Edit (July 29th, 2018):

Firmware Security (v0.1.27) popped up in the Ubuntu Software Store. I was a bit scared as I have read in forums that some updates that are installed from the Lenovo site has rendered the laptop unusable but my personality doesn’t allow outstanding updates to be not installed especially when it’s security related and that I am hopeful that since it’s an Ubuntu pushed update that it was tested and work well. So I went ahead and hit the update button and then rebooted the system. So-far everything works fine on the laptop. Kudos to Canonical for making this so seamless/automated!

S3 — Deep Sleep
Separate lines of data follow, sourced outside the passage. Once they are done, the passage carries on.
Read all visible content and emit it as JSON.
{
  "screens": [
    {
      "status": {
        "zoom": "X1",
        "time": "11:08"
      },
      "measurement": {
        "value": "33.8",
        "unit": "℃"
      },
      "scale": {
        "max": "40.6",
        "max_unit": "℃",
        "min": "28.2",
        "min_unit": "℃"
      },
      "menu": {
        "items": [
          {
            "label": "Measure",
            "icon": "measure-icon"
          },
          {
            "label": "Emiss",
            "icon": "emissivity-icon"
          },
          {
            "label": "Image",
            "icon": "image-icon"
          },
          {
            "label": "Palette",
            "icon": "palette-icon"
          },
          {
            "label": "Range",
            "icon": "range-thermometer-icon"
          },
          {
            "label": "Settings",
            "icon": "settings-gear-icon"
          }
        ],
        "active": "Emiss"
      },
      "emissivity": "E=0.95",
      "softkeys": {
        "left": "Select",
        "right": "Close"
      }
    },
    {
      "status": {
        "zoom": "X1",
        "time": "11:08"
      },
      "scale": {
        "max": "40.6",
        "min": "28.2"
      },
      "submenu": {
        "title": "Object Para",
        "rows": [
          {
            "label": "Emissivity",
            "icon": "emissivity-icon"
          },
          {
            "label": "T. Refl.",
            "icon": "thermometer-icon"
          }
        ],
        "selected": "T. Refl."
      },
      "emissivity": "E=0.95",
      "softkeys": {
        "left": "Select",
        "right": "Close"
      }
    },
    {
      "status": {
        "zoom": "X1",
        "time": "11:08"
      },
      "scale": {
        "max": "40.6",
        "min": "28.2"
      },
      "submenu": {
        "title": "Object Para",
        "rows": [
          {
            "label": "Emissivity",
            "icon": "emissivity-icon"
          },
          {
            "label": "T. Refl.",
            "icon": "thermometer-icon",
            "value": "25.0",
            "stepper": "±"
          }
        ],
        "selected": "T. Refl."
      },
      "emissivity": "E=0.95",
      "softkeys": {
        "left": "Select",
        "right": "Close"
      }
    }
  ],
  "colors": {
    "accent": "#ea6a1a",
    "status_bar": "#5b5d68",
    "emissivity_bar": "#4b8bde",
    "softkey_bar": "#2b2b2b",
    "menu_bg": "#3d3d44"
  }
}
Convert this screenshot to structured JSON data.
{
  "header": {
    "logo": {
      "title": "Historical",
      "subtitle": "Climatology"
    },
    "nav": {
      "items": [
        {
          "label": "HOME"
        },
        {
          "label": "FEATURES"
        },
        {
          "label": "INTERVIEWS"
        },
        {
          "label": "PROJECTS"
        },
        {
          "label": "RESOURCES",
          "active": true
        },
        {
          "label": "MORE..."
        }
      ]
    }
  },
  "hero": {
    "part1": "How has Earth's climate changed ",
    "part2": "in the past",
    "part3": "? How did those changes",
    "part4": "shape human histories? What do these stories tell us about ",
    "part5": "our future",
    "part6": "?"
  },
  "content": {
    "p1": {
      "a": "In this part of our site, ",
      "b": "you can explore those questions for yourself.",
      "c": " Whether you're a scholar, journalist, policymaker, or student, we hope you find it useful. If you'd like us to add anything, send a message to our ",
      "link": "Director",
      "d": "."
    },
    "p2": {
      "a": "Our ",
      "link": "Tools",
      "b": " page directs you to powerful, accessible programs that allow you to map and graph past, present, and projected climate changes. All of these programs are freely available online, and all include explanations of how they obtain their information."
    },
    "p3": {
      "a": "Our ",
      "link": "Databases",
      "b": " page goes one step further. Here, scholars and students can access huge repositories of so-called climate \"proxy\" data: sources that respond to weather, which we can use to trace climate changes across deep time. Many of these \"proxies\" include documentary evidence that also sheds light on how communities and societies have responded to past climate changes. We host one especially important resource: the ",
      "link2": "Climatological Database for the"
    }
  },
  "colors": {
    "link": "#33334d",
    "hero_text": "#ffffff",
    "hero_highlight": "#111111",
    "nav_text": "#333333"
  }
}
I am not much of an electrical engineer so instead of doing in-depth power consumption testing myself, I did some simple tests against all the chatter in the forums about how in the 6th Gen X1 Carbon, Lenovo decided to get rid of the ACPI S3 Deep Sleep state in favor of a “Microsoft driven sleep state called Windows Modern Standby aka Si3” which breaks Ubuntu’s ability to go into the deep sleep state; something quite valuable for road warriors that can’t afford to shutdown or hibernate before they are on the move and yet, demand long battery life in their devices so that they last through their work days.

Before I applied the hacked fix, the laptop goes into the S2 sleep state aka standby right out of the box. This costed me about 1% of battery life every 30–45 minutes. The waking of the laptop was also a bit laggy.

After I applied the hacked fix which I will write a followup post on, I lost around 2% of battery from a 6-7 hour S3 deep sleep. What’s surprising is that the waking of the laptop was also much more snappy than the S2 sleep state.

So problem there also solved. It’s not as great at my Macbook Air per se but I certainly think it’s acceptable.

Edit (July 22nd)

As promised, here’s the step-by-step.

What about Software?

As I have mentioned before, Ubuntu and GNU/Linux in general has come a long ways so I have obviously been able to fill all my requirements with the software through a combination of open and closed source software to pretty much make this setup take care of all my practical needs. Though I must say that my usage behavior doesn’t speak for everyone. I am sure my constant using of Ubuntu on my desktops at work and home for as long as I remember influences my software choice and usage patterns. Here’s a screenshot of my setup:

Happily Ever After?

That pretty much sums up all that I had to do to be generally satisfied with this laptop for my needs. I’ll certainly report back if I run into any new findings as I continue with my exploration.